    stdev_y=standard_deviation(y)
    if stdev_x >0 and stdev_y>0:
        return covariance(x,y)/stdev_x/stdev_y
    else:
        return 0

#Read data from CSV
input_data=np.array(np.genfromtxt(r'C:\Users\Craig\Documents\GitHub\normalized\VariableTimeIntervalInput.csv',delimiter=",",skip_header=1))
var_headers=np.genfromtxt(r'C:\Users\Craig\Documents\GitHub\normalized\VariableTimeIntervalInput.csv',delimiter=",",dtype=str,max_rows=1)

#Determine number of samples & variables
number_of_samples=len(input_data[0:,0])
number_of_allvars=len(input_data[0,0:])

#Define number of samples (and start/end points) in full time interval
full_sample=number_of_samples
full_sample_start=0
full_sample_end=number_of_samples

#Define number of intervals to split data into
n=2
dvar_sublists={}
max_sublists=np.zeros((number_of_allvars,n))
min_sublists=np.zeros((number_of_allvars,n))
subnorm_test=np.zeros((full_sample_end, number_of_allvars+1))

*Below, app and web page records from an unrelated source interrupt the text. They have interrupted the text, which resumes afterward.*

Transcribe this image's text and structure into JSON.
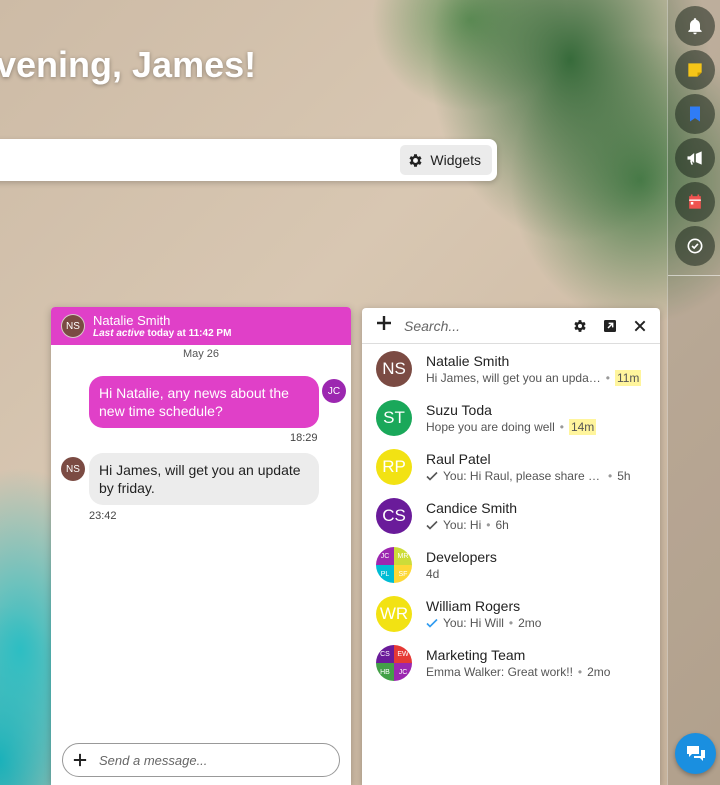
{
  "greeting": "vening, James!",
  "search_bar": {
    "widgets_label": "Widgets"
  },
  "rail": [
    {
      "icon": "bell-icon",
      "color": "#ffffff"
    },
    {
      "icon": "note-icon",
      "color": "#f5c518"
    },
    {
      "icon": "bookmark-icon",
      "color": "#2f7cf6"
    },
    {
      "icon": "megaphone-icon",
      "color": "#ffffff"
    },
    {
      "icon": "calendar-icon",
      "color": "#ef5350"
    },
    {
      "icon": "clock-icon",
      "color": "#ffffff"
    }
  ],
  "chat": {
    "contact_initials": "NS",
    "contact_name": "Natalie Smith",
    "last_active_label": "Last active",
    "last_active_time": "today at 11:42 PM",
    "date": "May 26",
    "messages": [
      {
        "direction": "out",
        "text": "Hi Natalie, any news about the new time schedule?",
        "time": "18:29",
        "avatar": "JC"
      },
      {
        "direction": "in",
        "text": "Hi James, will get you an update by friday.",
        "time": "23:42",
        "avatar": "NS"
      }
    ],
    "input_placeholder": "Send a message...",
    "accent_color": "#e040c8"
  },
  "contacts": {
    "search_placeholder": "Search...",
    "items": [
      {
        "initials": "NS",
        "color": "#7b4b43",
        "name": "Natalie Smith",
        "preview": "Hi James, will get you an upda…",
        "time": "11m",
        "highlight": true
      },
      {
        "initials": "ST",
        "color": "#1aa85a",
        "name": "Suzu Toda",
        "preview": "Hope you are doing well",
        "time": "14m",
        "highlight": true
      },
      {
        "initials": "RP",
        "color": "#f2e213",
        "name": "Raul Patel",
        "preview": "You: Hi Raul, please share t…",
        "time": "5h",
        "check": "grey"
      },
      {
        "initials": "CS",
        "color": "#6a1b9a",
        "name": "Candice Smith",
        "preview": "You: Hi",
        "time": "6h",
        "check": "grey"
      },
      {
        "group": true,
        "name": "Developers",
        "preview": "",
        "time": "4d",
        "tiles": [
          {
            "t": "JC",
            "c": "#9c27b0"
          },
          {
            "t": "MR",
            "c": "#cddc39"
          },
          {
            "t": "PL",
            "c": "#00bcd4"
          },
          {
            "t": "SF",
            "c": "#fdd835"
          }
        ]
      },
      {
        "initials": "WR",
        "color": "#f2e213",
        "name": "William Rogers",
        "preview": "You: Hi Will",
        "time": "2mo",
        "check": "blue"
      },
      {
        "group": true,
        "name": "Marketing Team",
        "preview": "Emma Walker: Great work!!",
        "time": "2mo",
        "tiles": [
          {
            "t": "CS",
            "c": "#6a1b9a"
          },
          {
            "t": "EW",
            "c": "#e53935"
          },
          {
            "t": "HB",
            "c": "#43a047"
          },
          {
            "t": "JC",
            "c": "#9c27b0"
          }
        ]
      }
    ]
  }
}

#Slice variable lists
for dvar in range(0,number_of_allvars):
    dvar_sublists[dvar]=slice_list(input_data[:,dvar],n)
    for sublist in range(0,n):
        max_sublists[dvar,sublist]=np.max(dvar_sublists[dvar][sublist])
        min_sublists[dvar,sublist]=np.min(dvar_sublists[dvar][sublist])

var_interval_sublists=max_sublists-min_sublists

#Normalize each sublist.
for var in range(0, number_of_allvars):
    x_count=0
    for n_i in range(0,n):
        sublength=len(dvar_sublists[var][n_i])
        for x in range(0,sublength):
            subnorm_test[x_count,var]=(dvar_sublists[var][n_i][x]-min_sublists[var,n_i])/var_interval_sublists[var,n_i]
            subnorm_test[x_count,6]=n_i
            x_count+=1

var_sub_correlation=np.zeros((n,number_of_allvars,number_of_allvars),float)

#Check for correlation between each variable
for n_i in range(0,n):
    for i in range(0,number_of_allvars):
        icount=0
        for j in range(0,number_of_allvars):
            jcount=0
            starti=icount*len(dvar_sublists[i][n_i])
            endi=starti+len(dvar_sublists[i][n_i])
            startj=icount*len(dvar_sublists[j][n_i])
            endj=startj+len(dvar_sublists[j][n_i])
            var_sub_correlation[n_i,i,j]=correlation(subnorm_test[starti:endi,i],subnorm_test[startj:endj,j])

#Writes to CSV
np.savetxt(r'C:\Users\Craig\Documents\GitHub\normalized\sublists_normalized.csv',subnorm_test, delimiter=",") 

print(var_sub_correlation, 'variable correlation matrix')